THE City of Harare has intensified the operation to impound building materials and other wares from traders who conduct their business on road sides.
Diana Nherera Suburban Reporter
The operation to clean up road verges follows a directive from Government to remove car sales, vendors and all traders selling their goods from the roadsides.
City of Harare corporate communications manager, Mr Michael Chideme told Suburban that the programme is ongoing.
“It’s an ongoing exercise but if residents suspect foul play, they can take pictures of the people confiscating the goods,” he said.
A vendor operating in Greendale recently had her wares which included quarter namely three quarter stones, river sand, pit sand, bricks and other building materials confiscated by council at the corner of Arcturus Road and Harare Drive.
The vendor said the building materials were taken to Greendale District Office and was wondering if there was a way of recovering her goods.
Last year, Harare Provincial Development Co-ordinator Mr Tafadzwa Muguti directed council to impound the building materials sold on road sides as the traders were not paying anything to council.
Building materials are a common sight on most roads in the northern suburbs where some also sell durawall panels and wooden cabins.
In June this year, Mr Muguti also gave notice of car sales and other business on road sides to vacate and remove their property, cars and any structures they had built.
Mr Muguti said such businesses were in breach of the Roads Act which prohibits trading on roadsides.
“The Provincial Directorate for the Government in Harare Metropolitan Province has noted with concern the rising number of unregistered informal traders of furniture, bricks, sand, quarry stones and car sales businesses operating along road servitudes.
“We hereby inform all occupants of road servitudes that they have until Sunday June 7, 2021 to vacate and remove all their property and destroy any infrastructure erected on road servitudes,” Mr Muguti said.
He said the Roads Act clearly states in Section 48 (trading on roads and in restricted areas (1) (2) that it is prohibited to trade on roads unless with written permission from the Road Authority.
“It is also stated in sub section (3) that any person who does so shall be guilty of a level eight offence subject to a fine or imprisonment not exceeding two years,” Mr Muguti said.
Councils, police and relevant Government arms have been enforcing a province wide joint operation to clean up road sides since June.
Council officials who corruptly authorised the car sales and other businesses to operate on roadsides face investigation by the Zimbabwe Anti-Corruption Commission while councils should probe all leases issued on their behalf.
“All local authorities have also been instructed to institute internal investigations and verify all leases issued on behalf of council.
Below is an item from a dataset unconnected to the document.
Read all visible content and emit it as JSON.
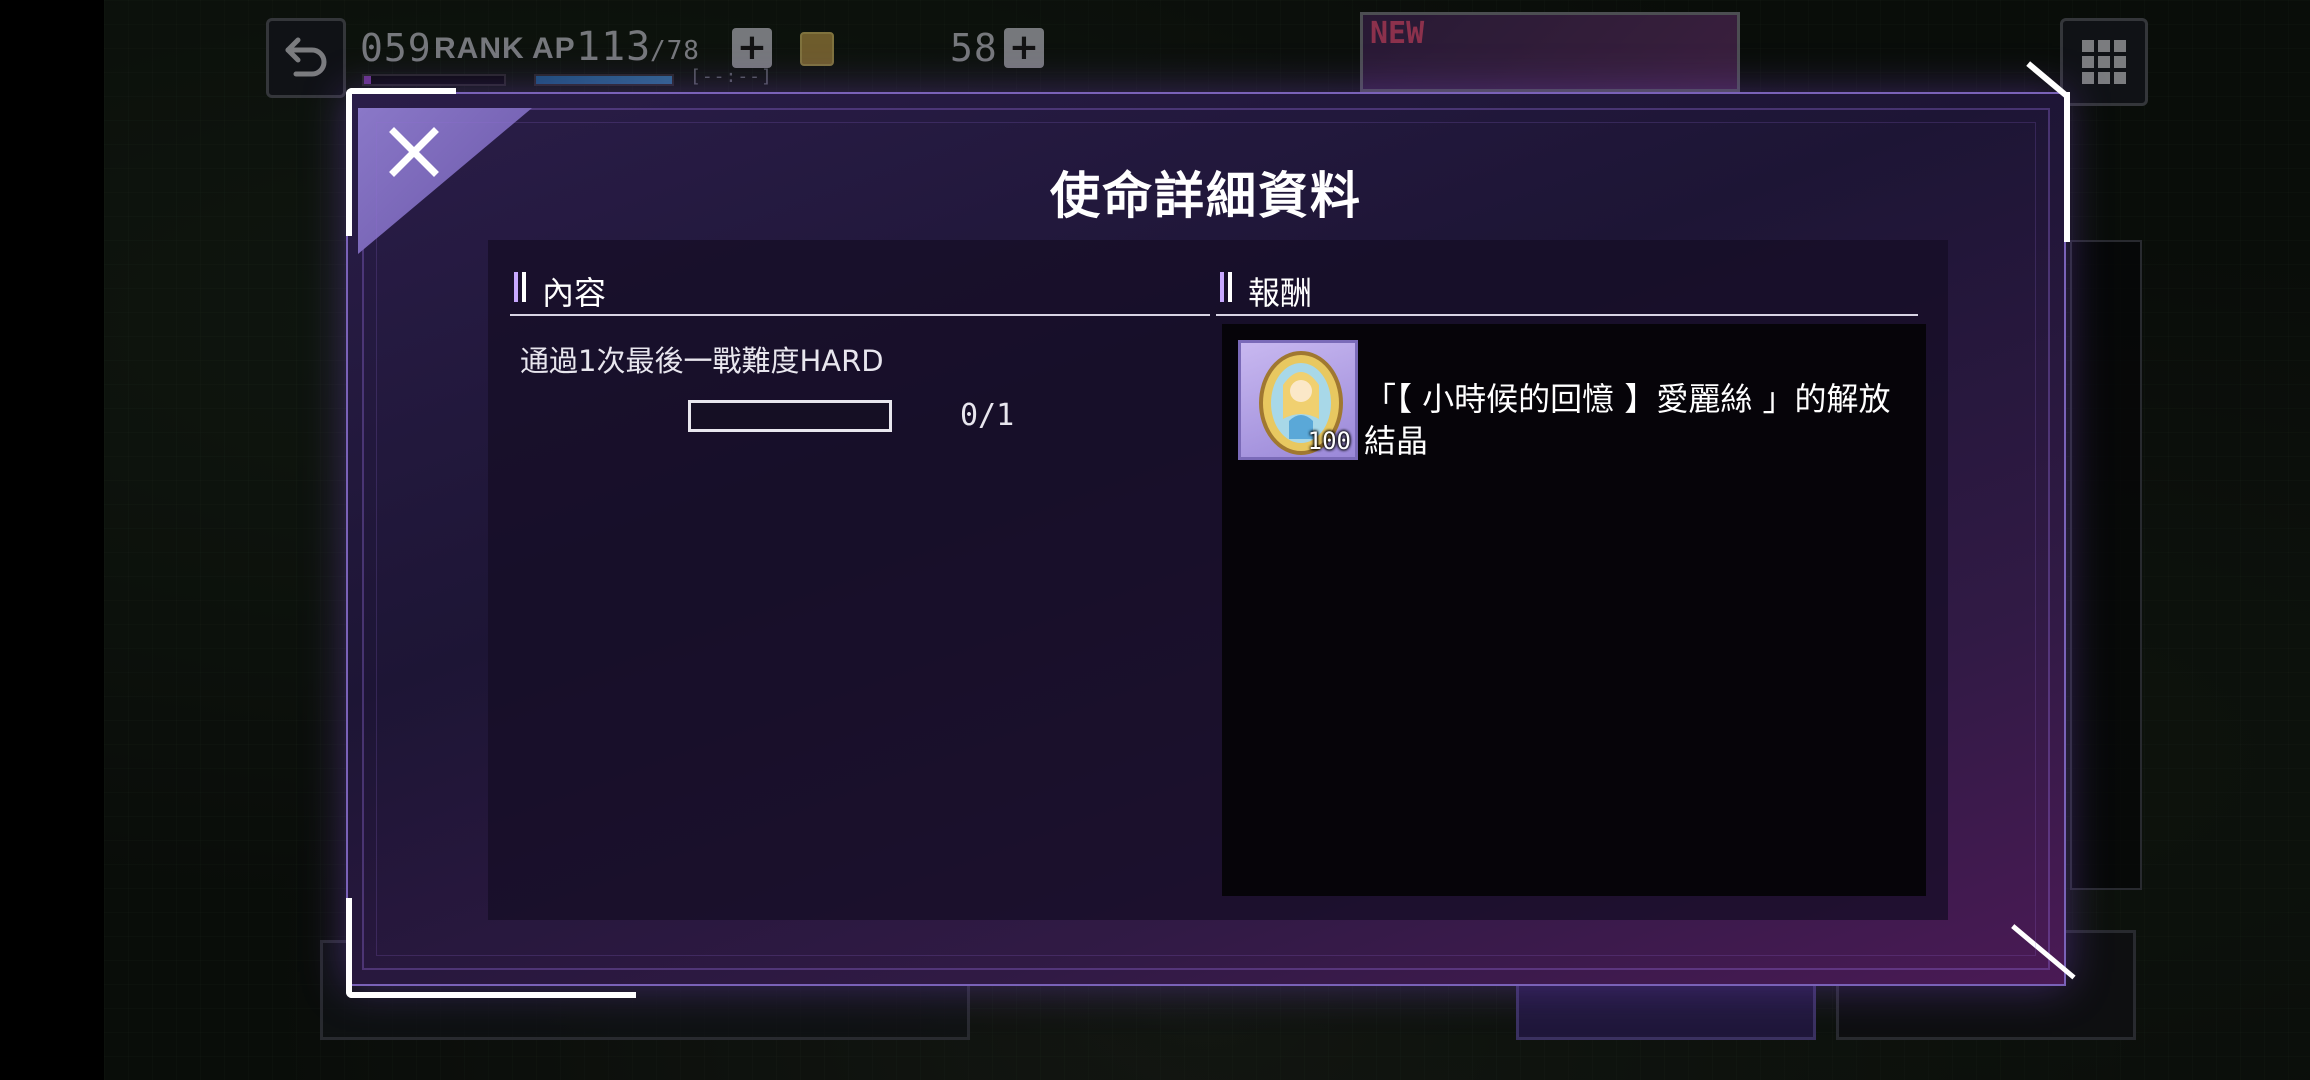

In the interim no further leases should be issued affecting road servitudes.”
Road servitudes are the spaces on the roadsides reserved for expansion of the road. In cities and towns water and sewer infrastructure, electricity pylons and cables, telephone and internet cables are placed on or under road servitudes.
The City of Harare’s announcement to clean up road verges sparked debate among residents with some welcoming it saying the car sales were now an eyesore along the city’s major roads with a number of the car sales established right in front of residents’ houses.
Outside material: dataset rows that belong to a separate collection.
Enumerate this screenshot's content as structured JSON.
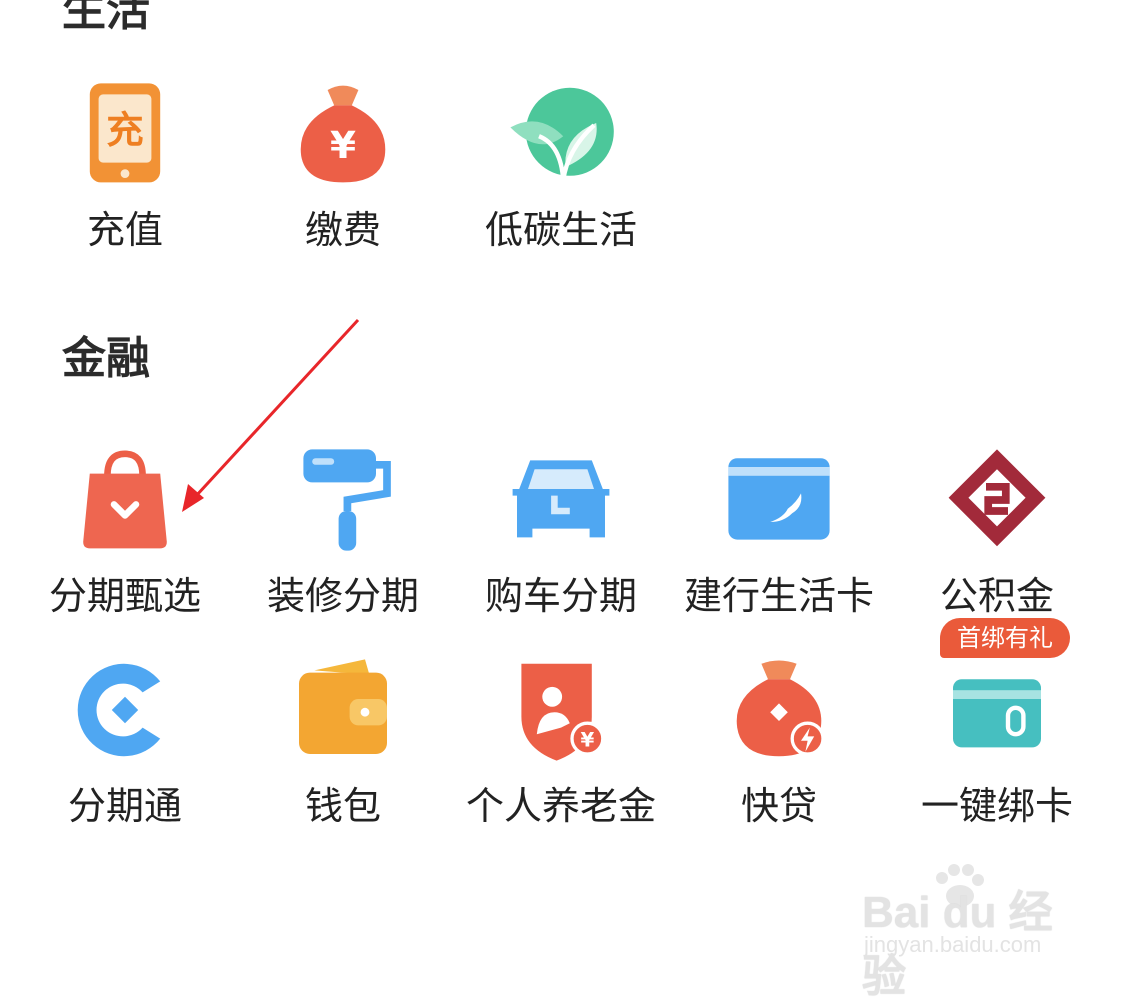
{
  "sections": {
    "life": {
      "title": "生活"
    },
    "finance": {
      "title": "金融"
    }
  },
  "life_items": [
    {
      "label": "充值",
      "icon": "recharge-phone-icon",
      "glyph": "充"
    },
    {
      "label": "缴费",
      "icon": "money-bag-icon",
      "glyph": "¥"
    },
    {
      "label": "低碳生活",
      "icon": "leaf-icon"
    }
  ],
  "finance_items": [
    {
      "label": "分期甄选",
      "icon": "shopping-bag-icon"
    },
    {
      "label": "装修分期",
      "icon": "paint-roller-icon"
    },
    {
      "label": "购车分期",
      "icon": "car-icon"
    },
    {
      "label": "建行生活卡",
      "icon": "card-icon"
    },
    {
      "label": "公积金",
      "icon": "housing-fund-icon"
    },
    {
      "label": "分期通",
      "icon": "c-logo-icon"
    },
    {
      "label": "钱包",
      "icon": "wallet-icon"
    },
    {
      "label": "个人养老金",
      "icon": "pension-shield-icon",
      "glyph": "¥"
    },
    {
      "label": "快贷",
      "icon": "fast-loan-bag-icon"
    },
    {
      "label": "一键绑卡",
      "icon": "bind-card-icon",
      "badge": "首绑有礼"
    }
  ],
  "watermark": {
    "brand": "Bai du 经验",
    "url": "jingyan.baidu.com"
  },
  "colors": {
    "orange": "#f0923b",
    "red": "#ec5f47",
    "green": "#4cc79a",
    "blue": "#4fa7f2",
    "maroon": "#a22a3a"
  }
}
Others felt the car sales were providing employment to a number of people and should not be removed. However, affected residents insisted the car sales should be removed and allocated alternative spaces where to conduct their business.
But residents insisted they were an eyesore saying there was also need to investigate who allowed the car sales to be set up on road servitudes in the first place.
Acting Harare Mayor Councillor Stewart Mutizwa said there was need to investigate and make sure that all the car sales across the city are on designated places and have proper documentation.